### What needs to be done
All lines in the records below with the word "expanded" must be returned.

= Beginning of Section =

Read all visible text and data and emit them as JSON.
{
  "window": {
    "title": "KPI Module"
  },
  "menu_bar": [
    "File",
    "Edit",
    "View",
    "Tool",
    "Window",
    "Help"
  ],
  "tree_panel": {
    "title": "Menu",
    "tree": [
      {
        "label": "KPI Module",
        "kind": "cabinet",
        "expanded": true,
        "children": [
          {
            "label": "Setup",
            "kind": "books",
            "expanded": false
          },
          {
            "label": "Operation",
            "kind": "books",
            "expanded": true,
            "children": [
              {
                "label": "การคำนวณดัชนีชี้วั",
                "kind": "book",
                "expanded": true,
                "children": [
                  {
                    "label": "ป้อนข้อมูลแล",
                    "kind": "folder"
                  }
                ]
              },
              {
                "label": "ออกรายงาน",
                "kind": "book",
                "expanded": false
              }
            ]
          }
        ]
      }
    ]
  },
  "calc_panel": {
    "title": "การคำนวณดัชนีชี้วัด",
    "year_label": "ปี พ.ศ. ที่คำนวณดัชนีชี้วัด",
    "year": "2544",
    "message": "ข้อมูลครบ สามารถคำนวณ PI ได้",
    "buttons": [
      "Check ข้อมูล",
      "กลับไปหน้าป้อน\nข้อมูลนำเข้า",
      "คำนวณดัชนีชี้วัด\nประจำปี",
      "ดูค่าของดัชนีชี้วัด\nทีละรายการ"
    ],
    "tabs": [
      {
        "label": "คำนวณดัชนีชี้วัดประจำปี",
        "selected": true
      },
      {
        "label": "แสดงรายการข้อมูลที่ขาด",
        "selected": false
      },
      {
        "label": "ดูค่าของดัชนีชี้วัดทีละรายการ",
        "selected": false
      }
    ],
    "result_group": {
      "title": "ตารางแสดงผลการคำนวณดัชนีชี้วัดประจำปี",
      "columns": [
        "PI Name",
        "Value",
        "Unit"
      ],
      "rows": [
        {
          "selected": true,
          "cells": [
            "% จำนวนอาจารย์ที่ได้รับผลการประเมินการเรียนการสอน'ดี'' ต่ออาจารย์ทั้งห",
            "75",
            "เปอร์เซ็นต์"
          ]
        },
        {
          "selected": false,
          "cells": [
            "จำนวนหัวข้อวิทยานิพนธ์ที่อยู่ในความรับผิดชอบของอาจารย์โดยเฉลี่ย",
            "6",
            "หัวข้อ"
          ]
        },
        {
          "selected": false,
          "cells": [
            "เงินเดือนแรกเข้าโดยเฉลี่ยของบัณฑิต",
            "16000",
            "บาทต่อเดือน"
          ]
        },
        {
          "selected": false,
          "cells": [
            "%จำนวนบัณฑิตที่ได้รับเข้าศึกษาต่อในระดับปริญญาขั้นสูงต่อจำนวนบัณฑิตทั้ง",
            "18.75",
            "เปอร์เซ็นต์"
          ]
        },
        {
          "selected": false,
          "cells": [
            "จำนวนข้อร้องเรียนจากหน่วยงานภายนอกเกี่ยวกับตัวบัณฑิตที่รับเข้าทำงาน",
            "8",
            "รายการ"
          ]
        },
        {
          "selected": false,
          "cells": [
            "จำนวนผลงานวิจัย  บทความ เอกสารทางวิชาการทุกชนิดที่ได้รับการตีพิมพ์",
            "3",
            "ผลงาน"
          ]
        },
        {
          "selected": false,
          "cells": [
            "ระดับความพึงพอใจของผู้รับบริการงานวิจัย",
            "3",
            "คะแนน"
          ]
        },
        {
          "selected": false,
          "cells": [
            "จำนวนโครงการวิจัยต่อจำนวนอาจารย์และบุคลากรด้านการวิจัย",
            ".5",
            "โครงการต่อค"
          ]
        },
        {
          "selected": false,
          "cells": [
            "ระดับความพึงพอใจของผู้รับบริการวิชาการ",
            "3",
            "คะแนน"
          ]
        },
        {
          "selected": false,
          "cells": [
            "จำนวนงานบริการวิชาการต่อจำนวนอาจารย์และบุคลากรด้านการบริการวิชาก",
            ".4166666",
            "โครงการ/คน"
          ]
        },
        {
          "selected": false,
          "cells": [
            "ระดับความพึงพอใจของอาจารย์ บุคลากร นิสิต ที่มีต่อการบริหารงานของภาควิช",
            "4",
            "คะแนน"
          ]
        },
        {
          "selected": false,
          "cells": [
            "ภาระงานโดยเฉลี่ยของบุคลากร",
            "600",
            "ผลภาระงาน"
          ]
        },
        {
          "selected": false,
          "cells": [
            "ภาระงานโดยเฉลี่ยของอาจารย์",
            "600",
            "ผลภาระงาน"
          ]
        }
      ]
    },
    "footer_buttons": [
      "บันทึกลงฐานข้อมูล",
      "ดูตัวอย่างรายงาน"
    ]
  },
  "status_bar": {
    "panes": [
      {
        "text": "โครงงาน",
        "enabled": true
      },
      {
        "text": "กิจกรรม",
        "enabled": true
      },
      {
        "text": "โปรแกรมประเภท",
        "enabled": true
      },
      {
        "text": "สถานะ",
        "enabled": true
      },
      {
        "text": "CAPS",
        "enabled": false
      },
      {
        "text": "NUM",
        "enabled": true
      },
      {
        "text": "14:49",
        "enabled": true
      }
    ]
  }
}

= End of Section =

### Finished task
        "expanded": true,
            "expanded": false
            "expanded": true,
                "expanded": true,
                "expanded": false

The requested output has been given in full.